Given data ::
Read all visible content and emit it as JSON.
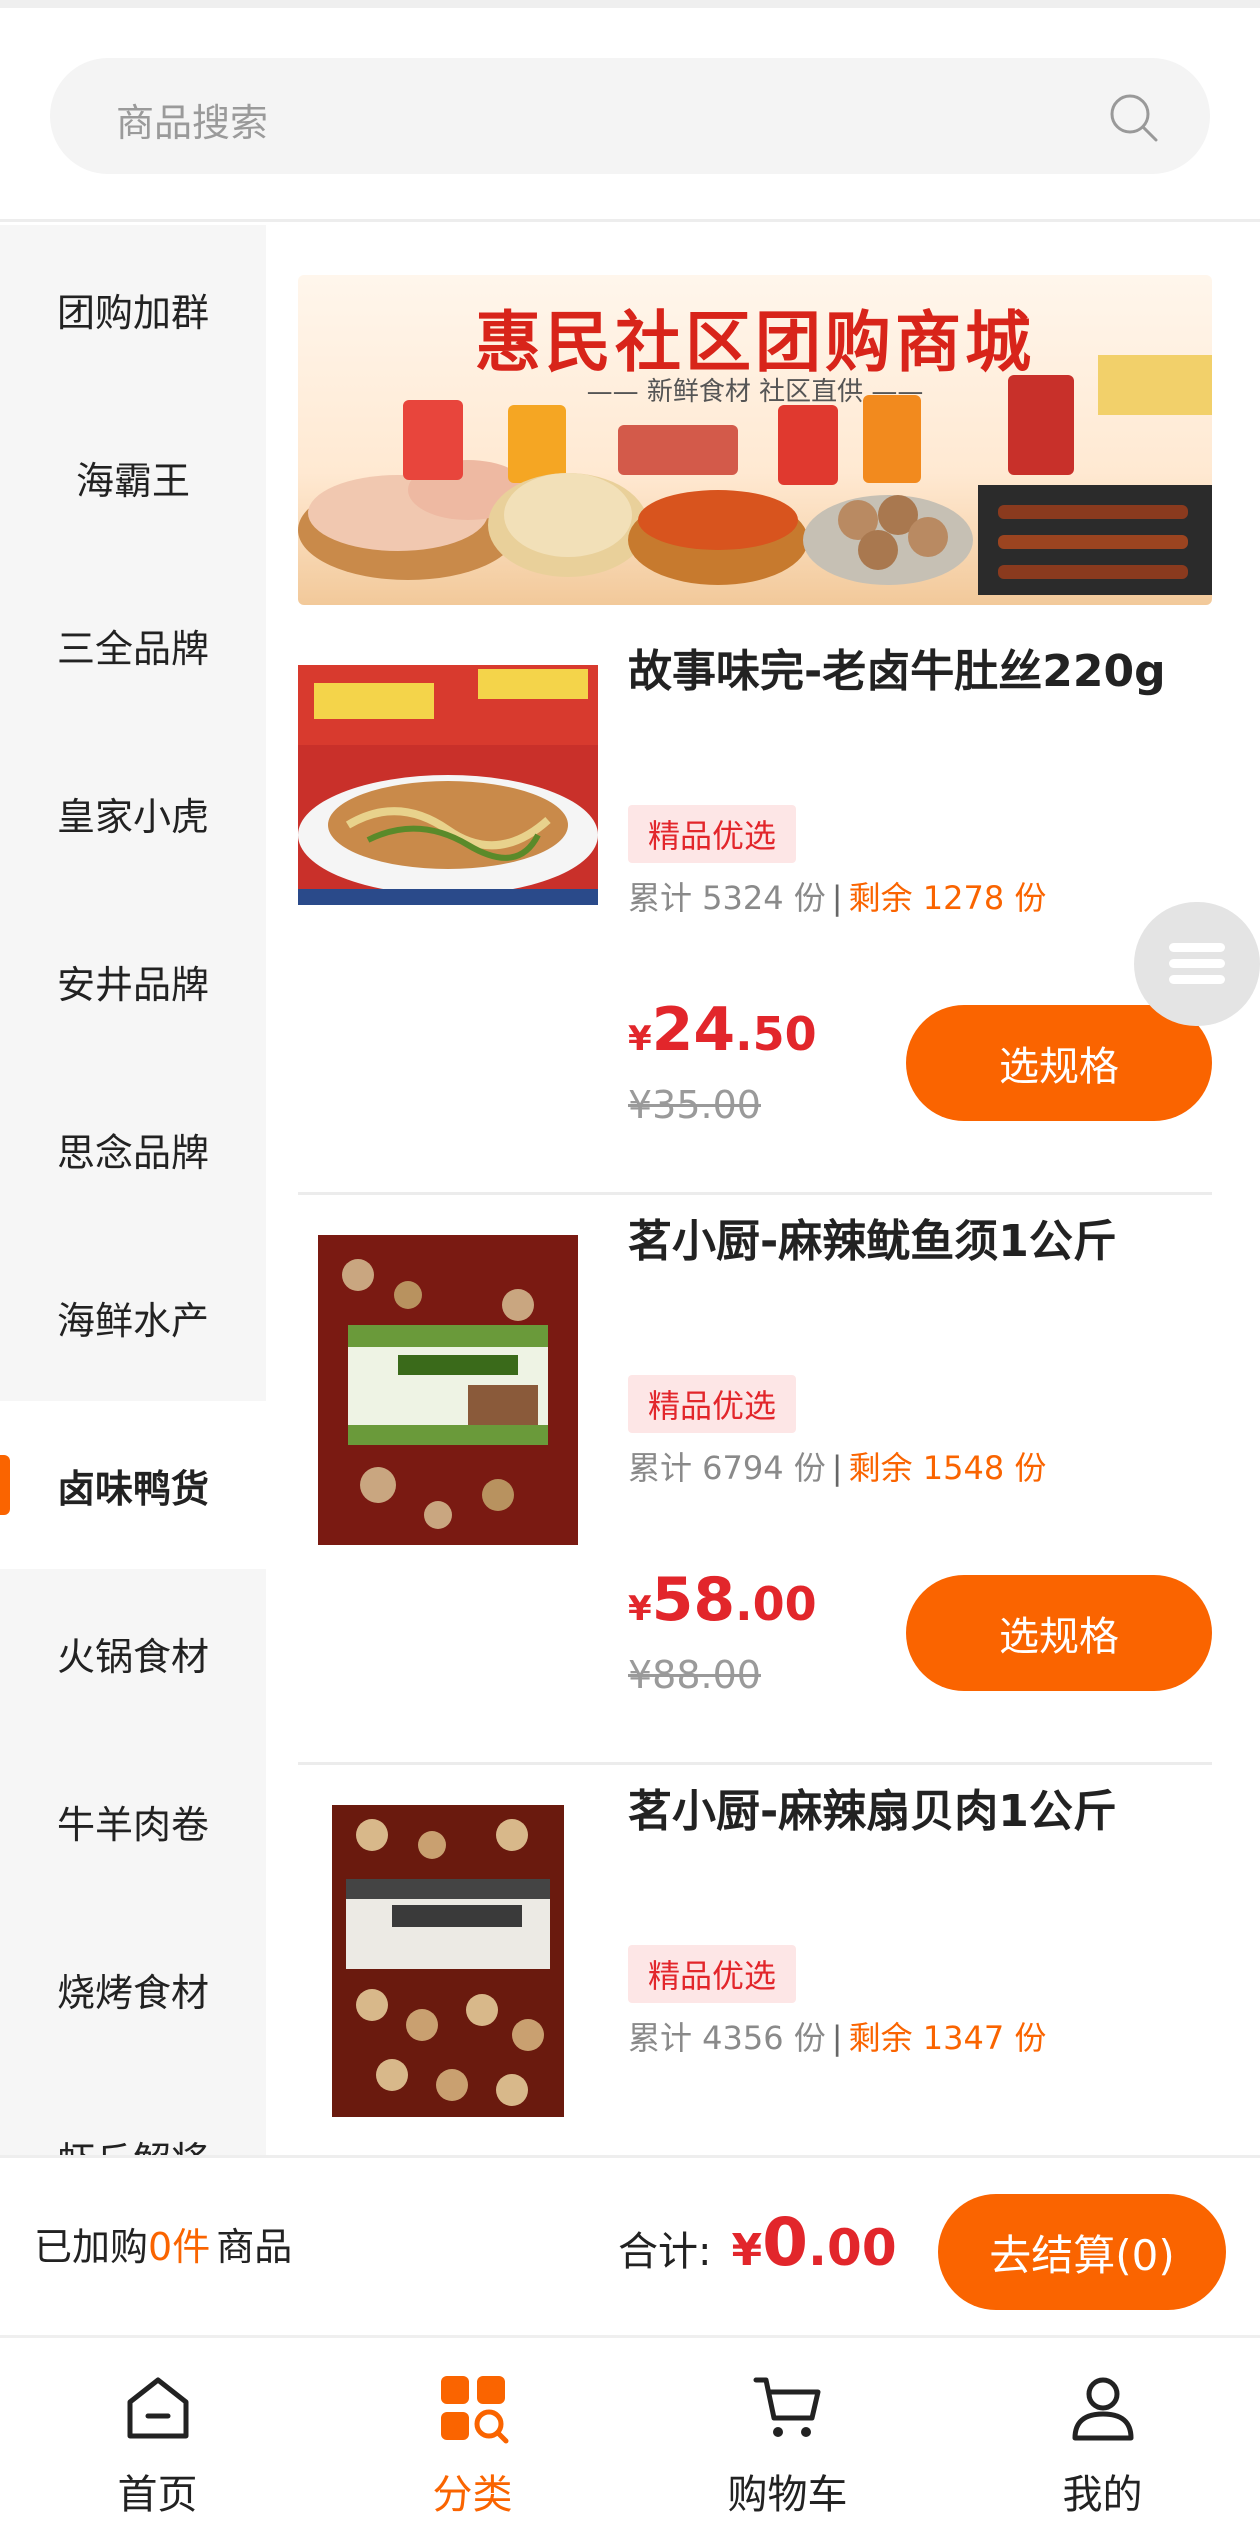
{
  "search": {
    "placeholder": "商品搜索"
  },
  "sidebar": {
    "items": [
      {
        "label": "团购加群"
      },
      {
        "label": "海霸王"
      },
      {
        "label": "三全品牌"
      },
      {
        "label": "皇家小虎"
      },
      {
        "label": "安井品牌"
      },
      {
        "label": "思念品牌"
      },
      {
        "label": "海鲜水产"
      },
      {
        "label": "卤味鸭货",
        "active": true
      },
      {
        "label": "火锅食材"
      },
      {
        "label": "牛羊肉卷"
      },
      {
        "label": "烧烤食材"
      },
      {
        "label": "虾丘解将"
      }
    ]
  },
  "banner": {
    "title": "惠民社区团购商城",
    "subtitle": "—— 新鲜食材 社区直供 ——"
  },
  "products": [
    {
      "name": "故事味完-老卤牛肚丝220g",
      "tag": "精品优选",
      "sold_label": "累计 5324 份",
      "remain_label": "剩余 1278 份",
      "price_currency": "¥",
      "price_int": "24",
      "price_dec": ".50",
      "original_price": "¥35.00",
      "button": "选规格"
    },
    {
      "name": "茗小厨-麻辣鱿鱼须1公斤",
      "tag": "精品优选",
      "sold_label": "累计 6794 份",
      "remain_label": "剩余 1548 份",
      "price_currency": "¥",
      "price_int": "58",
      "price_dec": ".00",
      "original_price": "¥88.00",
      "button": "选规格"
    },
    {
      "name": "茗小厨-麻辣扇贝肉1公斤",
      "tag": "精品优选",
      "sold_label": "累计 4356 份",
      "remain_label": "剩余 1347 份"
    }
  ],
  "cart": {
    "added_prefix": "已加购",
    "added_count": "0件",
    "added_suffix": "商品",
    "total_label": "合计:",
    "total_currency": "¥",
    "total_int": "0",
    "total_dec": ".00",
    "checkout_label": "去结算(0)"
  },
  "tabbar": {
    "tabs": [
      {
        "label": "首页"
      },
      {
        "label": "分类",
        "active": true
      },
      {
        "label": "购物车"
      },
      {
        "label": "我的"
      }
    ]
  },
  "colors": {
    "accent": "#fa6400",
    "price_red": "#e2262b",
    "tag_bg": "#fde6e6"
  }
}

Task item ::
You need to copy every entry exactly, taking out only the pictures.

Exercise solution ::
Read all visible content and emit it as JSON.
{
  "search": {
    "placeholder": "商品搜索"
  },
  "sidebar": {
    "items": [
      {
        "label": "团购加群"
      },
      {
        "label": "海霸王"
      },
      {
        "label": "三全品牌"
      },
      {
        "label": "皇家小虎"
      },
      {
        "label": "安井品牌"
      },
      {
        "label": "思念品牌"
      },
      {
        "label": "海鲜水产"
      },
      {
        "label": "卤味鸭货",
        "active": true
      },
      {
        "label": "火锅食材"
      },
      {
        "label": "牛羊肉卷"
      },
      {
        "label": "烧烤食材"
      },
      {
        "label": "虾丘解将"
      }
    ]
  },
  "banner": {
    "title": "惠民社区团购商城",
    "subtitle": "—— 新鲜食材 社区直供 ——"
  },
  "products": [
    {
      "name": "故事味完-老卤牛肚丝220g",
      "tag": "精品优选",
      "sold_label": "累计 5324 份",
      "remain_label": "剩余 1278 份",
      "price_currency": "¥",
      "price_int": "24",
      "price_dec": ".50",
      "original_price": "¥35.00",
      "button": "选规格"
    },
    {
      "name": "茗小厨-麻辣鱿鱼须1公斤",
      "tag": "精品优选",
      "sold_label": "累计 6794 份",
      "remain_label": "剩余 1548 份",
      "price_currency": "¥",
      "price_int": "58",
      "price_dec": ".00",
      "original_price": "¥88.00",
      "button": "选规格"
    },
    {
      "name": "茗小厨-麻辣扇贝肉1公斤",
      "tag": "精品优选",
      "sold_label": "累计 4356 份",
      "remain_label": "剩余 1347 份"
    }
  ],
  "cart": {
    "added_prefix": "已加购",
    "added_count": "0件",
    "added_suffix": "商品",
    "total_label": "合计:",
    "total_currency": "¥",
    "total_int": "0",
    "total_dec": ".00",
    "checkout_label": "去结算(0)"
  },
  "tabbar": {
    "tabs": [
      {
        "label": "首页"
      },
      {
        "label": "分类",
        "active": true
      },
      {
        "label": "购物车"
      },
      {
        "label": "我的"
      }
    ]
  },
  "colors": {
    "accent": "#fa6400",
    "price_red": "#e2262b",
    "tag_bg": "#fde6e6"
  }
}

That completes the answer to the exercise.